"""
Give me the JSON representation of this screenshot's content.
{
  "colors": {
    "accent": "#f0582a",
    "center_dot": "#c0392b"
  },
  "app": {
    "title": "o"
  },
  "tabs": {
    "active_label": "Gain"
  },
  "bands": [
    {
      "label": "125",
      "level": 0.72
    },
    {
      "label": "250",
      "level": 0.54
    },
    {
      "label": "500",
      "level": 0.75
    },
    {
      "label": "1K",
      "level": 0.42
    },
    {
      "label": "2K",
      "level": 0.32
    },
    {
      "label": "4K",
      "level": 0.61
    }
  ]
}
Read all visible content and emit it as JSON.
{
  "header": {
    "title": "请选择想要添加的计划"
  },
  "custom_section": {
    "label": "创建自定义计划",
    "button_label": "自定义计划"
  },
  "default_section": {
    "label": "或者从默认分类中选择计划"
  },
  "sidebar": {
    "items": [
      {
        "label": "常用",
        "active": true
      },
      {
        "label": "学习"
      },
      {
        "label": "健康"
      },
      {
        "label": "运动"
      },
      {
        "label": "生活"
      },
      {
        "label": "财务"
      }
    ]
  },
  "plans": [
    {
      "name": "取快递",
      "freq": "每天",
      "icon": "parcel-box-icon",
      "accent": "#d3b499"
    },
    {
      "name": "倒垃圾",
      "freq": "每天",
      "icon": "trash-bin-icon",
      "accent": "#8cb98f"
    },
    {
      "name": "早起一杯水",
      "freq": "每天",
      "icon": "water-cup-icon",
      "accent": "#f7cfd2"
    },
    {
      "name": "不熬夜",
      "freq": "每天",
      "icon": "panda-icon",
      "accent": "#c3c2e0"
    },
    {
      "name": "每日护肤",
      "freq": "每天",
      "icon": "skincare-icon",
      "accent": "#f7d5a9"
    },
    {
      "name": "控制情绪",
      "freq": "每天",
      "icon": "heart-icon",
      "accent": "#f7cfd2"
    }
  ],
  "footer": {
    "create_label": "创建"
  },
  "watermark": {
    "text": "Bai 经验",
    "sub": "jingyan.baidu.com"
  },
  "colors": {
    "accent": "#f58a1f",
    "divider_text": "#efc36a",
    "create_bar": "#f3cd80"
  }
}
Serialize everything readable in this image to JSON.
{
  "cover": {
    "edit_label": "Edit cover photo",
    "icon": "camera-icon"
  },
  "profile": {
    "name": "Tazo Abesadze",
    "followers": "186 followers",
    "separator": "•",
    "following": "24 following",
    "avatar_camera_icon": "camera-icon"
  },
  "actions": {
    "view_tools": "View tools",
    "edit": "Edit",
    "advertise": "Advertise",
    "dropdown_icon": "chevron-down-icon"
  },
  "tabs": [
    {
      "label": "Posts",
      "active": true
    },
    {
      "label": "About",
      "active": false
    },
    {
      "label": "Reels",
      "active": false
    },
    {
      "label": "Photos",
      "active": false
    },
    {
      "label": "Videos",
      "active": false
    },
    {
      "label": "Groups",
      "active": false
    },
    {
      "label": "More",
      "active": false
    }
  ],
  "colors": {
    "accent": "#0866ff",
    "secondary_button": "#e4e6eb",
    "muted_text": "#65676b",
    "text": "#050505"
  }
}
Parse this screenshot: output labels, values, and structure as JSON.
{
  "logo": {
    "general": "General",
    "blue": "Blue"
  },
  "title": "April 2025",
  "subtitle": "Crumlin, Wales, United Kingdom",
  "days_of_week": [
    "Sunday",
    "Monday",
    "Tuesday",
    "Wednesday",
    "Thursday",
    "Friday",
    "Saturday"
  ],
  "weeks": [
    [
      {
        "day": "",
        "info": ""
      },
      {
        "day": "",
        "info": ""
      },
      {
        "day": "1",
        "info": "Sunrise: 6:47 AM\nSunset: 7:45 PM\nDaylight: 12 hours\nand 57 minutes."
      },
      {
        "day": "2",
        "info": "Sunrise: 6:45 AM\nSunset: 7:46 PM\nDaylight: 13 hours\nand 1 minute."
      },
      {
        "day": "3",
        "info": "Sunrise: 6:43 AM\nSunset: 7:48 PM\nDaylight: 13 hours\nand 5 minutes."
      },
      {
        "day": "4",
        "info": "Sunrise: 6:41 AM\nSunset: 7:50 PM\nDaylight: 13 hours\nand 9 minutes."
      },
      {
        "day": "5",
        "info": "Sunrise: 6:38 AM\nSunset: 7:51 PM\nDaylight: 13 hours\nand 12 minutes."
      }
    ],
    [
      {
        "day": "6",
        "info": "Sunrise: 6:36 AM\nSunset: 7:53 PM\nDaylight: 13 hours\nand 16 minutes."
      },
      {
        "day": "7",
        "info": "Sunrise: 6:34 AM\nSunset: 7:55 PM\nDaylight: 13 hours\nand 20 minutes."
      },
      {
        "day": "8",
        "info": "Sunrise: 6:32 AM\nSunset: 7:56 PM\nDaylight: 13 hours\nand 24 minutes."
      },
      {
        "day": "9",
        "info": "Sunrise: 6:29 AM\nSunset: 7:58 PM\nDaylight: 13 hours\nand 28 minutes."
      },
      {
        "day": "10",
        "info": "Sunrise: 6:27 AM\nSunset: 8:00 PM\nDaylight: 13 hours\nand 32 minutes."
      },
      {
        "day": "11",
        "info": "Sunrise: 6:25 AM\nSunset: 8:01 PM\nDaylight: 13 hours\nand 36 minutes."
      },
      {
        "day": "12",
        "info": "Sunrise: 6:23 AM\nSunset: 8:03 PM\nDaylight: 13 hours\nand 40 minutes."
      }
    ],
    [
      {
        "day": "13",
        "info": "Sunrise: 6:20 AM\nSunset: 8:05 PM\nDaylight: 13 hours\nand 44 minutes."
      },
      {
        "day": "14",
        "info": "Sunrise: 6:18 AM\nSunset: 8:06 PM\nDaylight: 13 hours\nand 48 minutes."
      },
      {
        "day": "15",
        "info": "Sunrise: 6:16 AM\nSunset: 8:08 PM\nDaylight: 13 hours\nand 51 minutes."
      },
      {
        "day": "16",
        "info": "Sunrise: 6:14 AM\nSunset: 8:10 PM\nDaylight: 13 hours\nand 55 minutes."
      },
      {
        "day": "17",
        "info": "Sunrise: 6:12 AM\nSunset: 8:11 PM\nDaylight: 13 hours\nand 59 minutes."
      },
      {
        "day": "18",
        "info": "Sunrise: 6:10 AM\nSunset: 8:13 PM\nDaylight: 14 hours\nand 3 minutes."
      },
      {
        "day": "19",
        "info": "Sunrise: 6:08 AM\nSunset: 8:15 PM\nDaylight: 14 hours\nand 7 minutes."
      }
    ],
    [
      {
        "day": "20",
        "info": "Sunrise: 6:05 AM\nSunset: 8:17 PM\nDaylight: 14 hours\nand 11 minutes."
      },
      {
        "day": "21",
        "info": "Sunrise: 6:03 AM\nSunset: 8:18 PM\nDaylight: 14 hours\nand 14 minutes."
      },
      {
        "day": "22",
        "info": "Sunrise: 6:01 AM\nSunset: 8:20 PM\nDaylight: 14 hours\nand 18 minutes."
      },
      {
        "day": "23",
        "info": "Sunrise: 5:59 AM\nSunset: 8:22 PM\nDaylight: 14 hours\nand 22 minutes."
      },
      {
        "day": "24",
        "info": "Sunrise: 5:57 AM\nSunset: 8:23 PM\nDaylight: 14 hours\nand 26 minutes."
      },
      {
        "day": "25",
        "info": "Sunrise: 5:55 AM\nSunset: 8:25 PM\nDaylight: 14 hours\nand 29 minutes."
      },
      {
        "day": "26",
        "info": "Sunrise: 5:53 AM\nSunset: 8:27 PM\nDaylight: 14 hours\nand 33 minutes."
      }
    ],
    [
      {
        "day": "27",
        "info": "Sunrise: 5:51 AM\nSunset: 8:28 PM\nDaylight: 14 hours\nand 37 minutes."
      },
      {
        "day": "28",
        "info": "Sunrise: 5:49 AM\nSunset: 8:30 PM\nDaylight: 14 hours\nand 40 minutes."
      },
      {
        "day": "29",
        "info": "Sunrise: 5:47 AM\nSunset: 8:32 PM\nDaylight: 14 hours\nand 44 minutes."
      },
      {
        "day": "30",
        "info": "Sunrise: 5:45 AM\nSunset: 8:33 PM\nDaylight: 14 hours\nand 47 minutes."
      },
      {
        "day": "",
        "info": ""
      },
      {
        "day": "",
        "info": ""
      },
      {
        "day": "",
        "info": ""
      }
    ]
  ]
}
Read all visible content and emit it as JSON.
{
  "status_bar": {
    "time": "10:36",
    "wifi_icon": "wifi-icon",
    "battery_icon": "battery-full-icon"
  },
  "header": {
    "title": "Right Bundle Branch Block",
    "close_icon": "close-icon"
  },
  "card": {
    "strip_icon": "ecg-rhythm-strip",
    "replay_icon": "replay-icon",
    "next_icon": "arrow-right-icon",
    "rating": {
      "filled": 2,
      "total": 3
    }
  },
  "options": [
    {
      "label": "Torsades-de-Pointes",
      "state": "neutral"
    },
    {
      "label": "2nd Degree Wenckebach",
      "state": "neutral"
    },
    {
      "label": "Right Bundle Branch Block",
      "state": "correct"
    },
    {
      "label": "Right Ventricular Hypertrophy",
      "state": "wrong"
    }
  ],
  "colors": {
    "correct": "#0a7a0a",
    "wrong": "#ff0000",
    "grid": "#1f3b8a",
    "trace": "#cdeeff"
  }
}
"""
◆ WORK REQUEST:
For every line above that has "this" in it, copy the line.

◆ EXERCISE ANSWER:
Give me the JSON representation of this screenshot's content.
Serialize everything readable in this image to JSON.
Parse this screenshot: output labels, values, and structure as JSON.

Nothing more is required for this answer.